§ WHAT THIS TASK INVOLVES
Give back all of the records exactly.

§ THE DATA
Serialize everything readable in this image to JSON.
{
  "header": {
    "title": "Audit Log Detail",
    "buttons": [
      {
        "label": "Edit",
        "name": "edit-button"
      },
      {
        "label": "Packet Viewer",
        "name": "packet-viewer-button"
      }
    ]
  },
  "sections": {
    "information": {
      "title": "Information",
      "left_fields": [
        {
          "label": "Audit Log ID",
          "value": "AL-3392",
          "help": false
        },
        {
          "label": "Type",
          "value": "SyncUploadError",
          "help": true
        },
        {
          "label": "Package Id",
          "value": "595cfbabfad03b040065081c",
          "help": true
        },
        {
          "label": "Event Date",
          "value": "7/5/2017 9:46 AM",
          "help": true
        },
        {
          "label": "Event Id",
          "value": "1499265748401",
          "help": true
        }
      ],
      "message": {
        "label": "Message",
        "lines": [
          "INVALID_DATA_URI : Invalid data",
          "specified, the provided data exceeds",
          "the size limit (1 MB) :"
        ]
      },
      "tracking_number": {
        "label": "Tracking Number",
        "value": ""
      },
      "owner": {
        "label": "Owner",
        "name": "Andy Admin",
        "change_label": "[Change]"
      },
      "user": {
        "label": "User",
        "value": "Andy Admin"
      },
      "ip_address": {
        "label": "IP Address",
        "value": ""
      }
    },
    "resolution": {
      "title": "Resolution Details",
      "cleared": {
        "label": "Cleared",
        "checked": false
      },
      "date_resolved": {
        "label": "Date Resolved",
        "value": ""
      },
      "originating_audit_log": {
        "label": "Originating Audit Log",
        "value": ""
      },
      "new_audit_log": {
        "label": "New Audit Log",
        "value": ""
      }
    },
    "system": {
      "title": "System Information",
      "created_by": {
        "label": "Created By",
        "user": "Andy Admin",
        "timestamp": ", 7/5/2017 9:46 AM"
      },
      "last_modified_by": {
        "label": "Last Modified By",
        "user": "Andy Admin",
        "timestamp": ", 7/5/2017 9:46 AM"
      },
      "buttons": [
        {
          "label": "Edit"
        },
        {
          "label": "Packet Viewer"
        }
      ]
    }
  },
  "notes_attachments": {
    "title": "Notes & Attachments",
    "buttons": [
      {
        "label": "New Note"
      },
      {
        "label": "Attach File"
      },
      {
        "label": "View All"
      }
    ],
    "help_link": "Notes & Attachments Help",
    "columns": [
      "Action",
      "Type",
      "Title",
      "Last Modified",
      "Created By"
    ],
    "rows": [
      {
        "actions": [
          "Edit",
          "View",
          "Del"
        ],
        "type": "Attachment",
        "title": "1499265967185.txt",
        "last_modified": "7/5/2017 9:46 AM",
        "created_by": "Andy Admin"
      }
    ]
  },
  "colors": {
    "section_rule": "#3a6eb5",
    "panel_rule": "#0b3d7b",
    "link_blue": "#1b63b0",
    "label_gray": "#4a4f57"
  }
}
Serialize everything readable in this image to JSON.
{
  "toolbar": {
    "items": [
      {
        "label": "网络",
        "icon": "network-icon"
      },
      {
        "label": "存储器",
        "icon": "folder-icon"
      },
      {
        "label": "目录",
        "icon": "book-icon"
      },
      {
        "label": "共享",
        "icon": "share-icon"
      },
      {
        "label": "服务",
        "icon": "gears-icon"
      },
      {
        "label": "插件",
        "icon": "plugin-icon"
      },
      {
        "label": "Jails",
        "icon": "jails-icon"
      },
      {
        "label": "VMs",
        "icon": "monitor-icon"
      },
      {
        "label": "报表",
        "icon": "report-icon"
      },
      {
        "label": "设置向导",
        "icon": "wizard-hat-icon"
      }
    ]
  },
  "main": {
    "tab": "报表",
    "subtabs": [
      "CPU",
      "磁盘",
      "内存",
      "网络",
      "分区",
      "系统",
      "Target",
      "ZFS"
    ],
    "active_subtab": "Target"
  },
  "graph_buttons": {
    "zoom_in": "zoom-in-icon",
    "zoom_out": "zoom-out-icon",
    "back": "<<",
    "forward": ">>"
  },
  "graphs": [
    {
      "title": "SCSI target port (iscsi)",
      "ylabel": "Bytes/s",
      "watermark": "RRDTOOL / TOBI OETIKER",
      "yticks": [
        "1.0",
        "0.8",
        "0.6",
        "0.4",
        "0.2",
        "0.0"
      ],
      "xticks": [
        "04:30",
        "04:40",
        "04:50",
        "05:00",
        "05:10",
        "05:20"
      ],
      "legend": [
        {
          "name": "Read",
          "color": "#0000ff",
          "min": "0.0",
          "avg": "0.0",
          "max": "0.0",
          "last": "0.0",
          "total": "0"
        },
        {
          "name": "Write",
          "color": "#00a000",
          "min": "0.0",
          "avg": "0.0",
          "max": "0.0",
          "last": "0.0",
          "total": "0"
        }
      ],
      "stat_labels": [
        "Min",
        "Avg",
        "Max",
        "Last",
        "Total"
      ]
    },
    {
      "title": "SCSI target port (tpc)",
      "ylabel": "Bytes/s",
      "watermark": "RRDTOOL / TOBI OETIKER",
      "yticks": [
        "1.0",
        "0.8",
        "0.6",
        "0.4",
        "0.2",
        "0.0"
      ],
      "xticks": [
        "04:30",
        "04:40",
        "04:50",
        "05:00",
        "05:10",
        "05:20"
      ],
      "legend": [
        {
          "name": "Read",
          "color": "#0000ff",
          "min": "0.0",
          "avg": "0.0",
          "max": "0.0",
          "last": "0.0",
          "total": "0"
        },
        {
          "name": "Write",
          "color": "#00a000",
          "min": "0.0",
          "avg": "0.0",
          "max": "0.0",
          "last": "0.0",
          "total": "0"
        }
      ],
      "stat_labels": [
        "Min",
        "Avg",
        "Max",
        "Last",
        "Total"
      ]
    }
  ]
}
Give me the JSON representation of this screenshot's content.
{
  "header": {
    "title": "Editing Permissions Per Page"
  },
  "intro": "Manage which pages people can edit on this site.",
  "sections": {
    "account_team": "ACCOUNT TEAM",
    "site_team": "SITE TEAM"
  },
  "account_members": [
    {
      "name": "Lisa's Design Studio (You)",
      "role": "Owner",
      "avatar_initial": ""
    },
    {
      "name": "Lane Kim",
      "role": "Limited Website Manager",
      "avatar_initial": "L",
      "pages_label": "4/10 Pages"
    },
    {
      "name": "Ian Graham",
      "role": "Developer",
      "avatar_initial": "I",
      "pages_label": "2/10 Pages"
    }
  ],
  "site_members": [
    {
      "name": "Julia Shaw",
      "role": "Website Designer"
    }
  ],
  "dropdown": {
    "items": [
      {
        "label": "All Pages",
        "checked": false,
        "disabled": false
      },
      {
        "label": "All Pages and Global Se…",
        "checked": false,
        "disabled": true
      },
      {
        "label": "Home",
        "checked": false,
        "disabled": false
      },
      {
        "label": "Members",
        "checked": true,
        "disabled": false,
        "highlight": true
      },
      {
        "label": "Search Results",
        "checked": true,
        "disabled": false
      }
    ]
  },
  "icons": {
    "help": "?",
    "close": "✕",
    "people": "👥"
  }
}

§ WRITTEN ANSWER
Serialize everything readable in this image to JSON.
{
  "header": {
    "title": "Audit Log Detail",
    "buttons": [
      {
        "label": "Edit",
        "name": "edit-button"
      },
      {
        "label": "Packet Viewer",
        "name": "packet-viewer-button"
      }
    ]
  },
  "sections": {
    "information": {
      "title": "Information",
      "left_fields": [
        {
          "label": "Audit Log ID",
          "value": "AL-3392",
          "help": false
        },
        {
          "label": "Type",
          "value": "SyncUploadError",
          "help": true
        },
        {
          "label": "Package Id",
          "value": "595cfbabfad03b040065081c",
          "help": true
        },
        {
          "label": "Event Date",
          "value": "7/5/2017 9:46 AM",
          "help": true
        },
        {
          "label": "Event Id",
          "value": "1499265748401",
          "help": true
        }
      ],
      "message": {
        "label": "Message",
        "lines": [
          "INVALID_DATA_URI : Invalid data",
          "specified, the provided data exceeds",
          "the size limit (1 MB) :"
        ]
      },
      "tracking_number": {
        "label": "Tracking Number",
        "value": ""
      },
      "owner": {
        "label": "Owner",
        "name": "Andy Admin",
        "change_label": "[Change]"
      },
      "user": {
        "label": "User",
        "value": "Andy Admin"
      },
      "ip_address": {
        "label": "IP Address",
        "value": ""
      }
    },
    "resolution": {
      "title": "Resolution Details",
      "cleared": {
        "label": "Cleared",
        "checked": false
      },
      "date_resolved": {
        "label": "Date Resolved",
        "value": ""
      },
      "originating_audit_log": {
        "label": "Originating Audit Log",
        "value": ""
      },
      "new_audit_log": {
        "label": "New Audit Log",
        "value": ""
      }
    },
    "system": {
      "title": "System Information",
      "created_by": {
        "label": "Created By",
        "user": "Andy Admin",
        "timestamp": ", 7/5/2017 9:46 AM"
      },
      "last_modified_by": {
        "label": "Last Modified By",
        "user": "Andy Admin",
        "timestamp": ", 7/5/2017 9:46 AM"
      },
      "buttons": [
        {
          "label": "Edit"
        },
        {
          "label": "Packet Viewer"
        }
      ]
    }
  },
  "notes_attachments": {
    "title": "Notes & Attachments",
    "buttons": [
      {
        "label": "New Note"
      },
      {
        "label": "Attach File"
      },
      {
        "label": "View All"
      }
    ],
    "help_link": "Notes & Attachments Help",
    "columns": [
      "Action",
      "Type",
      "Title",
      "Last Modified",
      "Created By"
    ],
    "rows": [
      {
        "actions": [
          "Edit",
          "View",
          "Del"
        ],
        "type": "Attachment",
        "title": "1499265967185.txt",
        "last_modified": "7/5/2017 9:46 AM",
        "created_by": "Andy Admin"
      }
    ]
  },
  "colors": {
    "section_rule": "#3a6eb5",
    "panel_rule": "#0b3d7b",
    "link_blue": "#1b63b0",
    "label_gray": "#4a4f57"
  }
}
Serialize everything readable in this image to JSON.
{
  "toolbar": {
    "items": [
      {
        "label": "网络",
        "icon": "network-icon"
      },
      {
        "label": "存储器",
        "icon": "folder-icon"
      },
      {
        "label": "目录",
        "icon": "book-icon"
      },
      {
        "label": "共享",
        "icon": "share-icon"
      },
      {
        "label": "服务",
        "icon": "gears-icon"
      },
      {
        "label": "插件",
        "icon": "plugin-icon"
      },
      {
        "label": "Jails",
        "icon": "jails-icon"
      },
      {
        "label": "VMs",
        "icon": "monitor-icon"
      },
      {
        "label": "报表",
        "icon": "report-icon"
      },
      {
        "label": "设置向导",
        "icon": "wizard-hat-icon"
      }
    ]
  },
  "main": {
    "tab": "报表",
    "subtabs": [
      "CPU",
      "磁盘",
      "内存",
      "网络",
      "分区",
      "系统",
      "Target",
      "ZFS"
    ],
    "active_subtab": "Target"
  },
  "graph_buttons": {
    "zoom_in": "zoom-in-icon",
    "zoom_out": "zoom-out-icon",
    "back": "<<",
    "forward": ">>"
  },
  "graphs": [
    {
      "title": "SCSI target port (iscsi)",
      "ylabel": "Bytes/s",
      "watermark": "RRDTOOL / TOBI OETIKER",
      "yticks": [
        "1.0",
        "0.8",
        "0.6",
        "0.4",
        "0.2",
        "0.0"
      ],
      "xticks": [
        "04:30",
        "04:40",
        "04:50",
        "05:00",
        "05:10",
        "05:20"
      ],
      "legend": [
        {
          "name": "Read",
          "color": "#0000ff",
          "min": "0.0",
          "avg": "0.0",
          "max": "0.0",
          "last": "0.0",
          "total": "0"
        },
        {
          "name": "Write",
          "color": "#00a000",
          "min": "0.0",
          "avg": "0.0",
          "max": "0.0",
          "last": "0.0",
          "total": "0"
        }
      ],
      "stat_labels": [
        "Min",
        "Avg",
        "Max",
        "Last",
        "Total"
      ]
    },
    {
      "title": "SCSI target port (tpc)",
      "ylabel": "Bytes/s",
      "watermark": "RRDTOOL / TOBI OETIKER",
      "yticks": [
        "1.0",
        "0.8",
        "0.6",
        "0.4",
        "0.2",
        "0.0"
      ],
      "xticks": [
        "04:30",
        "04:40",
        "04:50",
        "05:00",
        "05:10",
        "05:20"
      ],
      "legend": [
        {
          "name": "Read",
          "color": "#0000ff",
          "min": "0.0",
          "avg": "0.0",
          "max": "0.0",
          "last": "0.0",
          "total": "0"
        },
        {
          "name": "Write",
          "color": "#00a000",
          "min": "0.0",
          "avg": "0.0",
          "max": "0.0",
          "last": "0.0",
          "total": "0"
        }
      ],
      "stat_labels": [
        "Min",
        "Avg",
        "Max",
        "Last",
        "Total"
      ]
    }
  ]
}
Give me the JSON representation of this screenshot's content.
{
  "header": {
    "title": "Editing Permissions Per Page"
  },
  "intro": "Manage which pages people can edit on this site.",
  "sections": {
    "account_team": "ACCOUNT TEAM",
    "site_team": "SITE TEAM"
  },
  "account_members": [
    {
      "name": "Lisa's Design Studio (You)",
      "role": "Owner",
      "avatar_initial": ""
    },
    {
      "name": "Lane Kim",
      "role": "Limited Website Manager",
      "avatar_initial": "L",
      "pages_label": "4/10 Pages"
    },
    {
      "name": "Ian Graham",
      "role": "Developer",
      "avatar_initial": "I",
      "pages_label": "2/10 Pages"
    }
  ],
  "site_members": [
    {
      "name": "Julia Shaw",
      "role": "Website Designer"
    }
  ],
  "dropdown": {
    "items": [
      {
        "label": "All Pages",
        "checked": false,
        "disabled": false
      },
      {
        "label": "All Pages and Global Se…",
        "checked": false,
        "disabled": true
      },
      {
        "label": "Home",
        "checked": false,
        "disabled": false
      },
      {
        "label": "Members",
        "checked": true,
        "disabled": false,
        "highlight": true
      },
      {
        "label": "Search Results",
        "checked": true,
        "disabled": false
      }
    ]
  },
  "icons": {
    "help": "?",
    "close": "✕",
    "people": "👥"
  }
}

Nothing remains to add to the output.